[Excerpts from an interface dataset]
--------------------------------

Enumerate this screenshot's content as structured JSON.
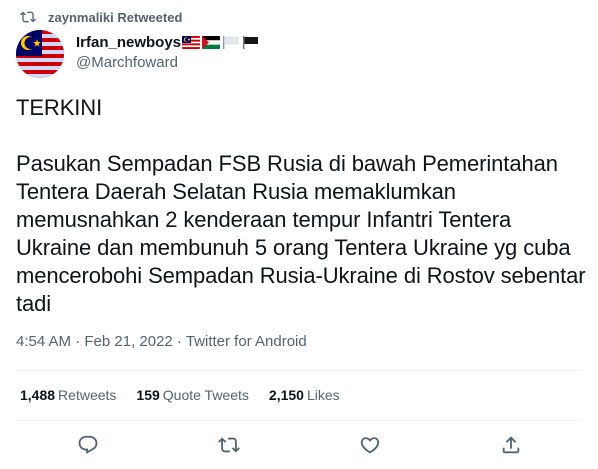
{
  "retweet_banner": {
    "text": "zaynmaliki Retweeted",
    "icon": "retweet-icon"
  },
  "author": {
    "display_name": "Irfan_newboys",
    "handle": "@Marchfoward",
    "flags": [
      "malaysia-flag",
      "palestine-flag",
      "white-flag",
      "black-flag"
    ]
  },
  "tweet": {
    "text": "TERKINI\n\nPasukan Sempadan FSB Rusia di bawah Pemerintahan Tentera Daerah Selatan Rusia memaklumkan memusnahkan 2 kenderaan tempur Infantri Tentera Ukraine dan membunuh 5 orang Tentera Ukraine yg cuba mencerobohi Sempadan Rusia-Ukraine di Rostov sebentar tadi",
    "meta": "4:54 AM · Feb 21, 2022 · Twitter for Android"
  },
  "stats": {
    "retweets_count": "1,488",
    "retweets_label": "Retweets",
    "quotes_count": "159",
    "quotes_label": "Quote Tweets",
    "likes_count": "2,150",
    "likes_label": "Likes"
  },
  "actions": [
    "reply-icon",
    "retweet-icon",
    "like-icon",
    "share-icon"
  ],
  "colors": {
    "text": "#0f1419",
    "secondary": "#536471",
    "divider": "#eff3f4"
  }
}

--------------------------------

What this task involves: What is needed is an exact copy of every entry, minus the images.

Written response:
Enumerate this screenshot's content as structured JSON.
{
  "retweet_banner": {
    "text": "zaynmaliki Retweeted",
    "icon": "retweet-icon"
  },
  "author": {
    "display_name": "Irfan_newboys",
    "handle": "@Marchfoward",
    "flags": [
      "malaysia-flag",
      "palestine-flag",
      "white-flag",
      "black-flag"
    ]
  },
  "tweet": {
    "text": "TERKINI\n\nPasukan Sempadan FSB Rusia di bawah Pemerintahan Tentera Daerah Selatan Rusia memaklumkan memusnahkan 2 kenderaan tempur Infantri Tentera Ukraine dan membunuh 5 orang Tentera Ukraine yg cuba mencerobohi Sempadan Rusia-Ukraine di Rostov sebentar tadi",
    "meta": "4:54 AM · Feb 21, 2022 · Twitter for Android"
  },
  "stats": {
    "retweets_count": "1,488",
    "retweets_label": "Retweets",
    "quotes_count": "159",
    "quotes_label": "Quote Tweets",
    "likes_count": "2,150",
    "likes_label": "Likes"
  },
  "actions": [
    "reply-icon",
    "retweet-icon",
    "like-icon",
    "share-icon"
  ],
  "colors": {
    "text": "#0f1419",
    "secondary": "#536471",
    "divider": "#eff3f4"
  }
}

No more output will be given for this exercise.